(Records from a dataset)
= Beginning of Section =

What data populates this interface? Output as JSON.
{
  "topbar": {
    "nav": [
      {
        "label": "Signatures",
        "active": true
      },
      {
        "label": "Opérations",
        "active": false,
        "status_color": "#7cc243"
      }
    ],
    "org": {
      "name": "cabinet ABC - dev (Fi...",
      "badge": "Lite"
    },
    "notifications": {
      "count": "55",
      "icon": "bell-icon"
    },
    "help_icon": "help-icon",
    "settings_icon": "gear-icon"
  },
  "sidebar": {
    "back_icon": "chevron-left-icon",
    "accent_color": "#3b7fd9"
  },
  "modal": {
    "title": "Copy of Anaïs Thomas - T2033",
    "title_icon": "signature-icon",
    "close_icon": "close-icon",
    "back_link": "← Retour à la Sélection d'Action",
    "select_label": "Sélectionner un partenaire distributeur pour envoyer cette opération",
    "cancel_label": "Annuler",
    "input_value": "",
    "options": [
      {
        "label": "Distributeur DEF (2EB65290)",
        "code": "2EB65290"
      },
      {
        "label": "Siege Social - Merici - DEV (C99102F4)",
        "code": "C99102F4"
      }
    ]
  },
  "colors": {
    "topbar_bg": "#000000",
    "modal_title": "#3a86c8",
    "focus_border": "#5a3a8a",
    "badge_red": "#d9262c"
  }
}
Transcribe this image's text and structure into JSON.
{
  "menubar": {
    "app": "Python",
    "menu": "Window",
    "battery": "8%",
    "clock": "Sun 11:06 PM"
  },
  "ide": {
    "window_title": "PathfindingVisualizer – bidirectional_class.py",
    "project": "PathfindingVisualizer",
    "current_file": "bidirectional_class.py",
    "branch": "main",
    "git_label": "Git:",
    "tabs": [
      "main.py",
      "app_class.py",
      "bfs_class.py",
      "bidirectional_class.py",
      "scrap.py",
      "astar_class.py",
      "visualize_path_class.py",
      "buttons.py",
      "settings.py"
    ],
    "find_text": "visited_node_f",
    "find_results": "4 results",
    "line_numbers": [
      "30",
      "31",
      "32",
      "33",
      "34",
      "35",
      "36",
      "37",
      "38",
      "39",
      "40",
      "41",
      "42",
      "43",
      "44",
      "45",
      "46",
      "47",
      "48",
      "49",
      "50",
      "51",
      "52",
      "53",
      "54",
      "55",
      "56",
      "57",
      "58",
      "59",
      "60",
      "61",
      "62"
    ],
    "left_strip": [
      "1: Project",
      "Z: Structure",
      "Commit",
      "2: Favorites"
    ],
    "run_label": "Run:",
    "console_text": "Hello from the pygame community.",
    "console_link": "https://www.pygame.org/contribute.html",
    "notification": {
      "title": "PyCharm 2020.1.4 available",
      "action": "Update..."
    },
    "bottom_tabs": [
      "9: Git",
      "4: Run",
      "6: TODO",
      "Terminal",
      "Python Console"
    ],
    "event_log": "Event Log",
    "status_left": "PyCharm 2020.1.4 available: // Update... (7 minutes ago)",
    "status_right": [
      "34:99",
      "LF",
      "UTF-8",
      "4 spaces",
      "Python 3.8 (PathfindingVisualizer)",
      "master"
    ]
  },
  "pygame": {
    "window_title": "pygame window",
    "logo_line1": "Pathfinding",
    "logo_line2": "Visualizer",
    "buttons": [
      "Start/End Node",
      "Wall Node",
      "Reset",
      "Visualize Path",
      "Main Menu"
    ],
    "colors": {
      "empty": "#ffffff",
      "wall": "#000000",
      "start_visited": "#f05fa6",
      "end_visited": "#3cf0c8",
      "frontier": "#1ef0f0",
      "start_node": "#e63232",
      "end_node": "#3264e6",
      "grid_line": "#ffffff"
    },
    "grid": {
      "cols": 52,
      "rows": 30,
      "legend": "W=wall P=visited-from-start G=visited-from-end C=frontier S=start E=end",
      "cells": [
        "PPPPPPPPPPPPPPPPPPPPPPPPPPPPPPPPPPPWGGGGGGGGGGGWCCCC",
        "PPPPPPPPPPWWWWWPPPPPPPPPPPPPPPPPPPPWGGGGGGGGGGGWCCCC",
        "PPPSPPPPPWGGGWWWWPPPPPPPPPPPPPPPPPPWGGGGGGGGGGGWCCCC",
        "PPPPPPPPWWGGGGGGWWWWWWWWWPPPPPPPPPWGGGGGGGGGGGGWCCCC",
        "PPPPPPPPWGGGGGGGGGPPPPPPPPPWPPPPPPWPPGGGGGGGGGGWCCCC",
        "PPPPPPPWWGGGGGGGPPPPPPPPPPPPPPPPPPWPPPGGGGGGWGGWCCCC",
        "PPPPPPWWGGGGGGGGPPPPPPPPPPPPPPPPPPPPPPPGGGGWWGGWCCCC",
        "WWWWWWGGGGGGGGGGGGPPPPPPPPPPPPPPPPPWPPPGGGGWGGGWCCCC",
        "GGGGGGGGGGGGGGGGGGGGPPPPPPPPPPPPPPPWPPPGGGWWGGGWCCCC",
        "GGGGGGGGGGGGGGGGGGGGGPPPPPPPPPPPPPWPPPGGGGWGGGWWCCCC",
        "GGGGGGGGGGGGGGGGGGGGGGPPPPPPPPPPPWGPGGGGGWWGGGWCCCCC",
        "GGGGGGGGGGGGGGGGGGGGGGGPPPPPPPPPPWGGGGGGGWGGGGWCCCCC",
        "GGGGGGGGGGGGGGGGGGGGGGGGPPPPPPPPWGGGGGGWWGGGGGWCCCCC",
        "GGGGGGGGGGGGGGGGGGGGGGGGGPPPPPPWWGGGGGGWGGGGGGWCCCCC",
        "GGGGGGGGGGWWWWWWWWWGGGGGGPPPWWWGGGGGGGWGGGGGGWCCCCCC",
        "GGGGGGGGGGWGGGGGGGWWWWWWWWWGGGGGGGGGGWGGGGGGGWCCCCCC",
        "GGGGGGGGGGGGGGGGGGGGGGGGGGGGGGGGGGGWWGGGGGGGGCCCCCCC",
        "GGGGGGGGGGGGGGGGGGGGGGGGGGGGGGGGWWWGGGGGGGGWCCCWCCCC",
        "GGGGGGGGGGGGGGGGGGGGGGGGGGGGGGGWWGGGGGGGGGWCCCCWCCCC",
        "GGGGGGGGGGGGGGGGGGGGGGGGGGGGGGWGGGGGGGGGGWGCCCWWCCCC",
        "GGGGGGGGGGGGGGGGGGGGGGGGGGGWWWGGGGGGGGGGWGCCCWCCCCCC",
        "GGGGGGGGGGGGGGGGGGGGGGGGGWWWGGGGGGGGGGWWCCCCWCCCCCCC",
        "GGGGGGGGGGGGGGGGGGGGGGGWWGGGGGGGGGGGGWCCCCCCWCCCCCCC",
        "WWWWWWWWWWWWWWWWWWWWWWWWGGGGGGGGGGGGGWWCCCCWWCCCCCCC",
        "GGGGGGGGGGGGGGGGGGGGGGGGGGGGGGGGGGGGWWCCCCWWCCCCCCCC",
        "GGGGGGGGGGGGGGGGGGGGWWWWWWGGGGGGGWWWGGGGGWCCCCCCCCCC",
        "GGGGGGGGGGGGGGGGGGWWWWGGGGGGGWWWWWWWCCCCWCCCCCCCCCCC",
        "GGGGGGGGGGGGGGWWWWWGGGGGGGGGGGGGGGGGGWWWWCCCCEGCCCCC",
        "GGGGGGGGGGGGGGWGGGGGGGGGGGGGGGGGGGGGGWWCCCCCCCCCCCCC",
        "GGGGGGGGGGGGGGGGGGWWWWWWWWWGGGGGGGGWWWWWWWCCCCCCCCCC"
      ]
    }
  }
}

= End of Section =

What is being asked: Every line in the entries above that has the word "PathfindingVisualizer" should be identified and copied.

Reply to the task:
    "window_title": "PathfindingVisualizer – bidirectional_class.py",
    "project": "PathfindingVisualizer",
      "Python 3.8 (PathfindingVisualizer)",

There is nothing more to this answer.